The persisting belief that Reagan might still be able to fulfill his promises for the economy discloses the reason for his strength as 1982 begins. Most Americans have not given up on him. In fact, they still think he can make the presidency work, make government work, and make the nation work.
Travelling in various parts of the country, reporters find a national mood of what might be called restrained optimism. I found it, too, visiting in the West recently. People talked mostly about the economy. It seems that in almost every family someone is either without a job, or about to lose a job, or having anxieties about being able to hold a job.
Yet the dark clouds, while near, did not dominate the conversations. People in general seem to believe that they and the nation are going to come out of these troubles. Supporting this are polls showing that Americans today have a much better feeling about themselves and their prospects than they did just a few years ago.
The public's chief concern remains crime. People are adding to the locks on their doors and, when they can afford it, putting in elaborate alarm and security systems. When asked for their first wish for the new year, many people said they would like to see return of the day when they could walk their neighborhood at night freely, with a feeling of safety.
The prevailing view about crime is pessimistic. People believe that the cutback in government spending will inevitably result in even fewer police and hence less protection. Some think that there can be no appreciable reduction in violent crime without effective gun control. Others put the emphasis on quicker and tougher punishment. But little confidence is expressed that the crime picture will improve measurably in 1982.
The talk often centers on the oppression in Poland. A yearning for world peace is evident. People speak frequently of their hope that Reagan and Brezhnev will be able to lessen the nuclear threat.

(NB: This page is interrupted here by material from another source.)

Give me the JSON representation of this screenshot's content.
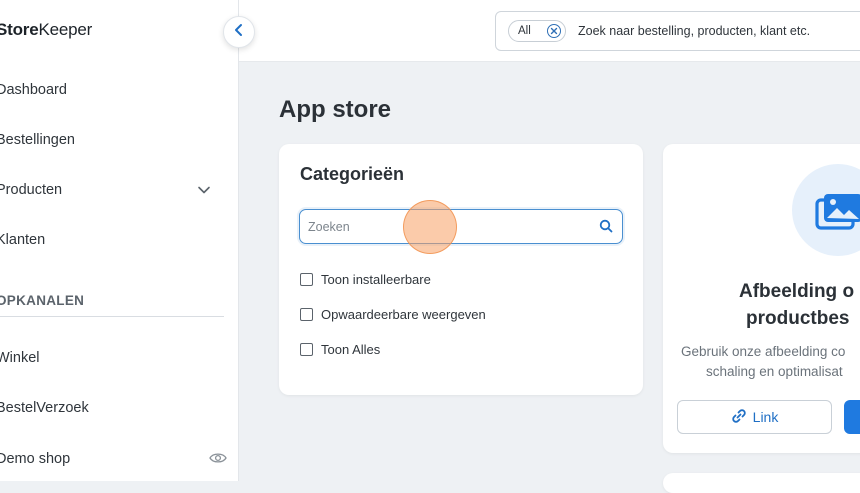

Most Americans seem to think that the President is right in beefing up the military in order to gain the credibility he needs at the negotiation table. But some see Reagan's tough talk to the Soviets as dangerously provocative. They welcome his softening rhetoric of late, a change related to events in Western Europe.
Overall, there appears to be a growing upbeat mood in America, one first discerned a couple of years ago. At that time a Washington Post survey, involving phone interviews with 2,505 persons in all parts of the country, showed that people's unhappiness was balanced off by a more positive view of themselves and other Americans. To describe this more ''upbeat'' side of American thinking, the Post used words like ''stable,'' ''optimistic,'' ''faithful,'' ''caring,'' ''tolerant,'' and ''moral.''
One can readily find the negative. But what the Post reported two years ago -- that which might be called a revival of the American spirit -- is clearly continuing. People seem to like themselves more. They seem to be coping better.